“O mankind! Lo! We have created you male and female, and have made you nation and tribes that you may know one another. Lo! The noblest of you, in the sight of Allah, is the best in conduct. Lo! Allah is Knower, Aware.”
In a similar vein, the maqasid syari’ah (higher objectives of Islamic law) epitomises hifz ad-deen as the protection and preservation of all belief and moral systems, and enhances mutual respect and understanding among followers of all religions.
However, we do not overtly criticise Zakir Naik and his following, of his style and his methodology, because it is his ijtihad (juristic opinion) and prerogative vis a vis the deliverance of Islam’s message of peace and mercy.
But we do take serious issues with those who unabashedly allege and accuse him of utterances and actions that are evidently false and treacherous, short of branding him an IS terrorist.
As we earlier stood strongly against the declarations of believers of other faiths as kafir harbi and kafir dhimmi, we will similarly condemn those who label Zakir Naik with acrimonious and hostile Islamophobic expressions.

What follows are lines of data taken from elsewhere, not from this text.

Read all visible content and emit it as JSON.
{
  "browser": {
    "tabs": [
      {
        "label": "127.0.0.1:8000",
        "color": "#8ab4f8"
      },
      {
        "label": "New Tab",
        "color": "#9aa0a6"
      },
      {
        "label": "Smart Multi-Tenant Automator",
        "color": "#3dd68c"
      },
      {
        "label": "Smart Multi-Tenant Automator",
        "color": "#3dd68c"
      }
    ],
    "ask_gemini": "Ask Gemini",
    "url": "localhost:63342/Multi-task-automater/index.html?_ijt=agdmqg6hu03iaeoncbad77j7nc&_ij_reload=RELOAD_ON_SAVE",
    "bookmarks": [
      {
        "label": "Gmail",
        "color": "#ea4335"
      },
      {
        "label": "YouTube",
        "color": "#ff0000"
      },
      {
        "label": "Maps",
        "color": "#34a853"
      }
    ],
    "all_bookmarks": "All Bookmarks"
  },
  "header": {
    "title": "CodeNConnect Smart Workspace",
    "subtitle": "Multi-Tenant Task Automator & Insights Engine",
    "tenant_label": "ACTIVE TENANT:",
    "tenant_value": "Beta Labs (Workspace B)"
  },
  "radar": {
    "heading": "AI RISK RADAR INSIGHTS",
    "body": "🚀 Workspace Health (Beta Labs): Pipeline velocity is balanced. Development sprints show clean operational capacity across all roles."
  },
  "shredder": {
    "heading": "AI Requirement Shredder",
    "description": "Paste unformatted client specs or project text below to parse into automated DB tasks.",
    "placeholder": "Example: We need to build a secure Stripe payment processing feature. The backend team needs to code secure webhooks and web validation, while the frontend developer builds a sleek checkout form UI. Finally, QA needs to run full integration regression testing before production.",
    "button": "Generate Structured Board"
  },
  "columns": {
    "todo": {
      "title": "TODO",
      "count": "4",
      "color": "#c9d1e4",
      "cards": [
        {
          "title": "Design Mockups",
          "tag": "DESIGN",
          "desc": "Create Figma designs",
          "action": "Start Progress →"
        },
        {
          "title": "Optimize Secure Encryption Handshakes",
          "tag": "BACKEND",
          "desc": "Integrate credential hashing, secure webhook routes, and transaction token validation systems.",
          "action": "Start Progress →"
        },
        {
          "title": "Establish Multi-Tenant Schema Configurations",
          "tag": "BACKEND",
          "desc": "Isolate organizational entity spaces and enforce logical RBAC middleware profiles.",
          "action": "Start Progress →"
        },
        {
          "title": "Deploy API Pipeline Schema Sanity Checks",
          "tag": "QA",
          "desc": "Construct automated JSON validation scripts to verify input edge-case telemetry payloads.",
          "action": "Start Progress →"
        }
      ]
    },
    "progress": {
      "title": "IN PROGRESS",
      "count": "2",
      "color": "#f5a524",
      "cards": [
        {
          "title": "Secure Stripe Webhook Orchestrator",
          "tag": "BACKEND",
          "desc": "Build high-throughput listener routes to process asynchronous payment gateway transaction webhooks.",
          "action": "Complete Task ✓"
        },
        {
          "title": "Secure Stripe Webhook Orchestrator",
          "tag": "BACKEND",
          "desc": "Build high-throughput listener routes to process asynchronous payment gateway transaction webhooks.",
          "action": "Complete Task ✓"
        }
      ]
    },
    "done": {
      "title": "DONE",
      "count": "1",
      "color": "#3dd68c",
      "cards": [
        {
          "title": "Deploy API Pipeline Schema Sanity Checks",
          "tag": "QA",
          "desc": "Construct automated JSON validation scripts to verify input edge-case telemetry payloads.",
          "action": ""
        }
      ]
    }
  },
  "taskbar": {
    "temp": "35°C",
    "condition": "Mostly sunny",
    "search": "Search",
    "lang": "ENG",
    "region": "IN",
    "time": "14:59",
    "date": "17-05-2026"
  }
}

We unequivocally condemned both the mainstream and alternative media, which thrive on these Islamophobic nuances.
Steer towards a civilisational dialogue
We instead invite the genuine and sincere among us to steer the discourse towards a civilisational dialogue, enhancing the higher purposes of aspiring for lita’rafu and not one driven by litanafasu, despise and envy of the others.
Together, we can redirect our religious diversity to work positively towards nation-building and a civilisational construct, instead of being driven by a competitive zero sum game, where the winner takes all and the loser is vanquished.
It does not help that our socio-political governance has not been just and equitable to all religious quarters. If anything, the current ambience of heightened religious tension is a reflection of the failures of the ruling establishment.
The politicisation of religion and the irresponsible religious and racial rhetoric has, unfortunately, been the harbinger of most of our religious and racial disharmony. Allah (SWT) warns in surah al-Maidah verse 8:
“O you who believe! Be steadfast witnesses for Allah in equity, and let not hatred of any people seduce you that you deal not justly. Deal justly, that is nearer to your duty. Observe your duty to Allah. Lo! Allah is Informed of what you do.”
The final and universal message of Prophet Muhammad, peace be upon him, re-asserted the principle of equality and dignity of all mankind when he said:
“O humankind! Your Lord is one Lord, and you have one father. All of you are from Adam, and Adam is from dust. The noblest of you is the most God-fearing. No Arab has any superiority over a non-Arab, no non-Arab has any superiority over an Arab, no black person has any superiority over a white person, and no white person has any superiority over a black person – superiority is only through piety.” (Narrated by al-Tirmidhî)
There will always exist differences among human beings (see al-Quran: 11:118–19). Hence, it is neither possible, nor commanded, to make everyone believe in one faith (see al-Quran: 10:99).
The call of Islam is not towards the homogenisation of society into one culture, identity or faith but the observation and practice of good conduct and civility so as to ensure that diversity will nurture justice, peace, the promotion of the common good and benefit (jalb al-masalih) and the avoidance and protection from harm (dar’ al mafasid).
Religious hegemony and intolerance in a pluralistic society will invariably result in conflict and will only frustrate the claim that Islam is a religion of compassion, peace, freedom and rahmatan lil alamin (mercy to all mankind).
MUSA MOHD NORDIN and MASZLEE MALIK are from the Muslim Professionals Forum.